Special Brothers and Sisters: Stories and Tips for Siblings of Children with a Disability or Serious Illness
A Review of this important book edited by Annette Hames, a consultant clinical psychologist and Monica McCaffery, director of Sibs organisation. Illustrated by Brendan McCaffrey.
As a Mum of two girls, the youngest of whom has Down's syndrome, I am always conscious of the impact Natty's additional needs will have on her elder sister. Most of the time when I look at how thoughtful and sensitive a ten year old she is, I think my early fears were unfounded. At other times I can see that Natty's behaviour can be a challenge for her, or that our worries and attentions are unfairly divided towards her sister through necessity. We try to take it in turns to take her out on special outings, or take part in craft activities with her alone, but I occasionally wonder if that is enough.
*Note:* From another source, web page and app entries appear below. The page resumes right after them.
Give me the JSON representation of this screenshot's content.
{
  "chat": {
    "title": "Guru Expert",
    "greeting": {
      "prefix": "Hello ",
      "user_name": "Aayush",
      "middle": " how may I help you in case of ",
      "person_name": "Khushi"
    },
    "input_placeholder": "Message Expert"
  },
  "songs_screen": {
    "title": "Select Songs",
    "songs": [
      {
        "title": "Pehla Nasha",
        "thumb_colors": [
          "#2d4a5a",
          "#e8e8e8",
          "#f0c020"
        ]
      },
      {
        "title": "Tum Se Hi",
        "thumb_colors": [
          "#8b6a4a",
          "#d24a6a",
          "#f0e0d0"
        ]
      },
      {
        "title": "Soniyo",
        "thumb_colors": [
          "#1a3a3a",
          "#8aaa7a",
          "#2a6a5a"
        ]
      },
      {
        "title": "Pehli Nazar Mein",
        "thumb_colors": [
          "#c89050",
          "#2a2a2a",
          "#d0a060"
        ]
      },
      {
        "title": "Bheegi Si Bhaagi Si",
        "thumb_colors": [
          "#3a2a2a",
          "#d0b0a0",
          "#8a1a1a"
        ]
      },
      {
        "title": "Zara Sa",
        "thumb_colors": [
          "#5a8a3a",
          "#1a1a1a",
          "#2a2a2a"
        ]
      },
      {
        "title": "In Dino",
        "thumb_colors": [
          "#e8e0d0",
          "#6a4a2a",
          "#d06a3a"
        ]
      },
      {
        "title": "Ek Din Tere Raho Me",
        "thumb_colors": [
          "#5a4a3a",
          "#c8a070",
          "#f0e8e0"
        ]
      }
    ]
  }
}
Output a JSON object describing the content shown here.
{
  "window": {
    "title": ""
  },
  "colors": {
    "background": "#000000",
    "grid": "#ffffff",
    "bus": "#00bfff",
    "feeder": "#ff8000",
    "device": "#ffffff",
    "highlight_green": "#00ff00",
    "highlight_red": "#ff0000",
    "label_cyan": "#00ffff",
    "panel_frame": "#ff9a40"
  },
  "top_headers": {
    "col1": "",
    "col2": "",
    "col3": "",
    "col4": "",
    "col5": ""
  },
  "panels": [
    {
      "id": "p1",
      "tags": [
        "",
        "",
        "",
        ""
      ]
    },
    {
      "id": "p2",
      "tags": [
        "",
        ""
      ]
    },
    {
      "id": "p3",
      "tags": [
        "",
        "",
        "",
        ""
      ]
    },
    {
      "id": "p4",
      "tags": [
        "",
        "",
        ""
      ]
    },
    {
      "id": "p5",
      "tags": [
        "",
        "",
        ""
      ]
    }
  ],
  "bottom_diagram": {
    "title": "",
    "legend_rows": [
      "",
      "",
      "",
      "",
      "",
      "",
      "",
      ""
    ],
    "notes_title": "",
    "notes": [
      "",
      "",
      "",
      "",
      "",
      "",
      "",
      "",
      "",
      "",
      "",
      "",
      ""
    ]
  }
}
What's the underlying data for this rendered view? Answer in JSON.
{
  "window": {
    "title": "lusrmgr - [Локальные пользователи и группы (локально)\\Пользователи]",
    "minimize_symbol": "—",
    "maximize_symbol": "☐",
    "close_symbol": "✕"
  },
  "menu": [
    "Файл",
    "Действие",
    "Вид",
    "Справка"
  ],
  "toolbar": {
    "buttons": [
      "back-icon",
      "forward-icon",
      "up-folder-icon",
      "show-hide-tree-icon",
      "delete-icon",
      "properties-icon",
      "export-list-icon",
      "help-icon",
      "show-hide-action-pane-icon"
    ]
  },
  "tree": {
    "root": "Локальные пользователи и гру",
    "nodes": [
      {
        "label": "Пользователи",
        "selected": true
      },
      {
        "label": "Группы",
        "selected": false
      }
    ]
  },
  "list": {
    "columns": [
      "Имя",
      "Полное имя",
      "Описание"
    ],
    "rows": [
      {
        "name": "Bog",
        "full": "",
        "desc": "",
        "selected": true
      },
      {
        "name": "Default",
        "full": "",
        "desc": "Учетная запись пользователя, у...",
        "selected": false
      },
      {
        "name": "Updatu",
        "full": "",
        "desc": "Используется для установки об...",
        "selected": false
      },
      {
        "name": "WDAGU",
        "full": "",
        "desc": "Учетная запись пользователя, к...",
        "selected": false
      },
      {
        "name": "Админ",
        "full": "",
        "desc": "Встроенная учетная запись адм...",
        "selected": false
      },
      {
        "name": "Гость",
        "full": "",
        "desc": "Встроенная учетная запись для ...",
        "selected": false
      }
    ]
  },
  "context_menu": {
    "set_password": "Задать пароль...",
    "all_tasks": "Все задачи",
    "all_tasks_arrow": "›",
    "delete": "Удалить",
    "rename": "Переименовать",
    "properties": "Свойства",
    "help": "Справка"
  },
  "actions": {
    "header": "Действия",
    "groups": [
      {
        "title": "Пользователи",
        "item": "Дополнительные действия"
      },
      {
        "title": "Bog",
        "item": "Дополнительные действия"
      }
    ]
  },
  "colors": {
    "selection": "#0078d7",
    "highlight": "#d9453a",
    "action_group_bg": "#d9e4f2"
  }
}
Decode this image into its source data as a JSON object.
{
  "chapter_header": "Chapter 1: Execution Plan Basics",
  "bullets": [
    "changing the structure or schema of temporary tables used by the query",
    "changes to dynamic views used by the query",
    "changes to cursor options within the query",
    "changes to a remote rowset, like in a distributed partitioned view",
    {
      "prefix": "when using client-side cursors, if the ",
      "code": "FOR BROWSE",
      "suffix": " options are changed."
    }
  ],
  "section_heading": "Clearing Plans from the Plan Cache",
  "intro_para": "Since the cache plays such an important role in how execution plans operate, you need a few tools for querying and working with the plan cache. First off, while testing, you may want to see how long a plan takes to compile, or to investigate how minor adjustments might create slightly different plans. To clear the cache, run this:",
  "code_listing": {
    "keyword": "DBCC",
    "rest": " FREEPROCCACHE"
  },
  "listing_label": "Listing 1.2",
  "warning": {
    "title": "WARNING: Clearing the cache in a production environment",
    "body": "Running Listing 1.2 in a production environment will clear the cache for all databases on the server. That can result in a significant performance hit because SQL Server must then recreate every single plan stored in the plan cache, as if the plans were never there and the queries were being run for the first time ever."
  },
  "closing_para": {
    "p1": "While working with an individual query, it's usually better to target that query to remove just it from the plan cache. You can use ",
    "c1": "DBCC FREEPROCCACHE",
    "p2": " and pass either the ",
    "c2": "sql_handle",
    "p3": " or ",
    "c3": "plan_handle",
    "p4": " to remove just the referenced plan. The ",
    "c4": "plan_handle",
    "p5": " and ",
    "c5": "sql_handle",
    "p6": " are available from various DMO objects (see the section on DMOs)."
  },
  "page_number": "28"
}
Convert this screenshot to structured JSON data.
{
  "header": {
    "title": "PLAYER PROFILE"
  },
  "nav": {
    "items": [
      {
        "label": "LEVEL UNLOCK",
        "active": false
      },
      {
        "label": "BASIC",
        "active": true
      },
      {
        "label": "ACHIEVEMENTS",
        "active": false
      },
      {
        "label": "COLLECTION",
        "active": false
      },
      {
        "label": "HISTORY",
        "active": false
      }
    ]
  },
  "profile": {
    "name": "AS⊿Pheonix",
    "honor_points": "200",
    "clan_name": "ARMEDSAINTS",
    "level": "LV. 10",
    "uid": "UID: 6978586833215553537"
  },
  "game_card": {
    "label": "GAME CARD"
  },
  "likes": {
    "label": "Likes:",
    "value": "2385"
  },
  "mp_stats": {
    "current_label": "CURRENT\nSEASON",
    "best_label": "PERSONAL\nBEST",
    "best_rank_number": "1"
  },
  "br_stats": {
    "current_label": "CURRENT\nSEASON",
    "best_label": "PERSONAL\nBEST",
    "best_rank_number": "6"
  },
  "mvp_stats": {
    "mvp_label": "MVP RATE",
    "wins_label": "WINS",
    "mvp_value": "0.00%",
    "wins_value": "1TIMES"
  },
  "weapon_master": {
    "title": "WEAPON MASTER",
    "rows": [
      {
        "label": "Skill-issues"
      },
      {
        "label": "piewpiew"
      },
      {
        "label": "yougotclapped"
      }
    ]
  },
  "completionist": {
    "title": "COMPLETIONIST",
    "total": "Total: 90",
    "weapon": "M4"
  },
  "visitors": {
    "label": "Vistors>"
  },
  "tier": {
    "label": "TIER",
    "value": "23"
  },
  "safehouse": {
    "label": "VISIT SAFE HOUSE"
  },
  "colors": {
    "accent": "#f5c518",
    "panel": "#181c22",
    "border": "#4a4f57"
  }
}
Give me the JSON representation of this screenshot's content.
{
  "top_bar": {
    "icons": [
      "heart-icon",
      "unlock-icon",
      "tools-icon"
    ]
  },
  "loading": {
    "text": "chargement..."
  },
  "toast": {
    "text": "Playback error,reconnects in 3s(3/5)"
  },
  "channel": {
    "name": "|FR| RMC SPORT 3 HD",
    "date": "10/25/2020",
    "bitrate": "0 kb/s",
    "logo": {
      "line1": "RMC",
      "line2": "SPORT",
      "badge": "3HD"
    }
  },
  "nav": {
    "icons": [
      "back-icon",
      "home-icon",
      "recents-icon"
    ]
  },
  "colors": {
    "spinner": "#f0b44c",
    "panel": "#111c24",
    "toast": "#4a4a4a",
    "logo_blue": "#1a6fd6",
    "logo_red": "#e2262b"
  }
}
So when I had the chance of reviewing a JKP book, I automatically chose a title about siblings to further my understanding of this issue.
Special Brothers and Sisters is a collection of accounts from 40 families with children ranging in age from 3 to 18 speaking openly and honestly about their experiences. It has been compiled for siblings, their parents and professionals working with the family and is the perfect balance of personal accounts with educational explanations of key conditions such as ADHD, cystic fibrosis or Down's syndrome, as well as tips and ideas to try at home.
The resource has been very well thought out. Children's concerns, worries and sometimes frustrations with their siblings are not sugar-coated in any way, but given respect and space. From embarrassment, staring, sleep disturbances, challenging behaviour, hospital stays, surgery, friendships and needing more attention, the book offers user-friendly ideas to work through these challenges, such as writing feelings down, talking to an adult or a range of calming activities to try with a sibling who may be experiencing sensory overload. These feelings are balanced perfectly with what the children love most about their family members, and what makes them proud.
I think it's certainly a book to read together with your child as it will act as a springboard for further discussion of their feelings and needs and will work towards enhancing family relationships as you get a deeper understanding of how they view their sibling with a disability. In fact, I would urge every parent to read it for themselves as it provides a very grounding insight into how siblings feel. I enjoyed reading some of the stories with our eldest daughter Mia. It prompted chats about how she feels about being a mini carer at times for her sister Natty.
For me, it was eye-opening to realise that even when we are feeling overwhelmed by caring, or our child's behaviour, some relatively simple and achievable steps can make a huge difference to family dynamics, such as explaining to school that a sibling has been woken at night and might be tired that day, or trying to organise a sleepover for that child, or simply drawing some silly faces that will make you all giggle. Parenting should be fun too!
The book also contains a comprehensive list of where to get additional support and help, including UK based sibling support organisation Sibs. There's a glossary of medical terms, a note to siblings and a separate one for parents.
This is an honest, compassionate book with a positive tone. It sends out a clear message that siblings of disabled children are not alone and are not being overlooked or forgotten.
- 21 Resources for Trisomy 21 on World Down Syndrome Day - March 21, 2018
- Hayley’s EHCP Save-Our-Sanity SOS plan - July 12, 2017
- A World Without Down’s Syndrome? Where do wego from here? - October 28, 2016